- Names of medicines taken and who prescribed them
What Should I Do if My Disability Application is Denied?
Individuals who have been denied SSDI or SSI benefits should contact a Social Security disability lawyer who can provide professional counsel regarding their rights. Individuals must file a reconsideration before requesting a hearing before a judge. During the hearing, individuals must present testimony regarding their disability. A vocational expert may be present at the hearing to testify regarding the individual’s ability to work. Individuals also have the right to have a lawyer represent them at the hearing.
How has Galfand Berger LLP Helped Disabled Workers in the Past?
Galfand Berger LLP guides many workers through the complicated process of collecting evidence about their medical condition and obtains the proof needed to show they are no longer able to participate in the workforce. In addition to representing individuals, Galfand Berger LLP also won a landmark decision in a federal court case regarding disabled steelworkers’ rights to disability income benefits. The following two cases are examples of how Galfand Berger LLP has helped disabled workers obtain SSDI benefits:
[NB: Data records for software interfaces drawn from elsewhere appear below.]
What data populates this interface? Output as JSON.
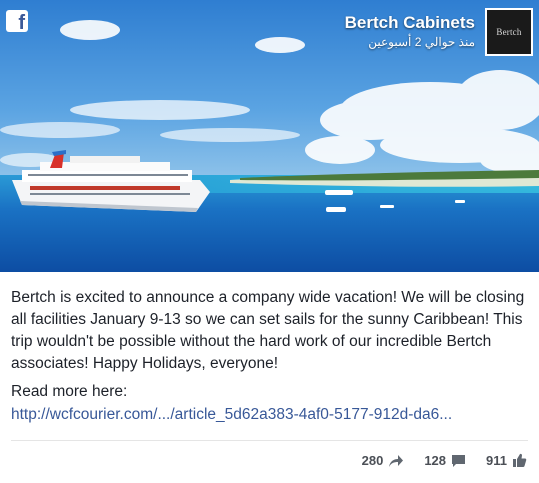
{
  "page": {
    "name": "Bertch Cabinets",
    "time": "منذ حوالي 2 أسبوعين",
    "avatar_text": "Bertch"
  },
  "post": {
    "text": "Bertch is excited to announce a company wide vacation! We will be closing all facilities January 9-13 so we can set sails for the sunny Caribbean! This trip wouldn't be possible without the hard work of our incredible Bertch associates! Happy Holidays, everyone!",
    "read_more_label": "Read more here:",
    "link": "http://wcfcourier.com/.../article_5d62a383-4af0-5177-912d-da6..."
  },
  "stats": {
    "shares": "280",
    "comments": "128",
    "likes": "911"
  },
  "icons": {
    "logo": "facebook-icon",
    "share": "share-arrow-icon",
    "comment": "comment-icon",
    "like": "thumbs-up-icon"
  },
  "colors": {
    "link": "#385898",
    "text": "#1d2129",
    "meta": "#4b4f56",
    "sea": "#1560b8",
    "sky": "#3f8fd6"
  }
}
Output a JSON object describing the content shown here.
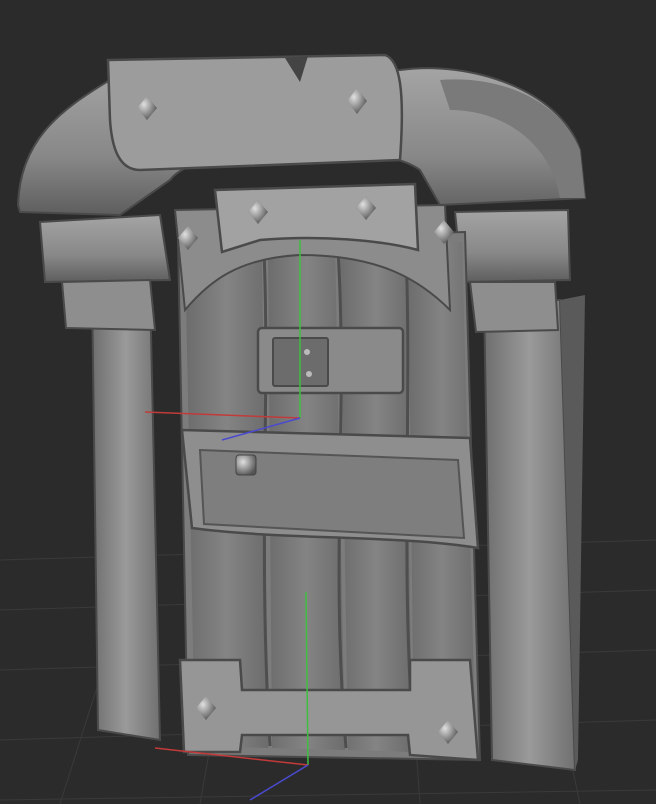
{
  "viewport": {
    "content": "3d-sculpt-wooden-door-model",
    "background_color": "#2b2b2b",
    "grid_color": "#3a3a3a",
    "material_color": "#8a8a8a",
    "axis_colors": {
      "x": "#c23a3a",
      "y": "#3fbf3f",
      "z": "#4a4ad0"
    }
  }
}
- Disability payment for back injury. An employee suffered a work-related back injury that left him unable to work. The man was also diagnosed with post-traumatic stress disorder (PTSD). An administrative law judge denied the worker’s initial application for Social Security disability benefits. The appeals council later remanded the case. During the second hearing, Galfand Berger LLP represented the worker and was able to recover more than $40,000 in retroactive Social Security benefits for him.
- Disability payment for knee and shoulder injuries. A 50-year-old worker suffered from bilateral knee and shoulder complications. Galfand Berger LLP was able to achieve a favorable outcome for the client in three months, obtaining retroactive benefits.
More than one in four adults become disabled before they retire. Many of these disabled workers turn to Social Security disability benefits as a critical source of financial support.
Philadelphia Social Security Disability Lawyers at Galfand Berger LLP Represent Those Who were Denied Disability Benefits
Millions of disabled workers have their claims denied each year. The Philadelphia Social Security disability lawyers at Galfand Berger LLP are experienced at helping disabled individuals collect the evidence they need to obtain a favorable decision. To schedule a free consultation, call us today at 800-222-8792 or contact us online. Located in Philadelphia, Bethlehem, Lancaster, and Reading, Pennsylvania, we proudly serve clients throughout Pennsylvania and New Jersey, including Allentown and Harrisburg.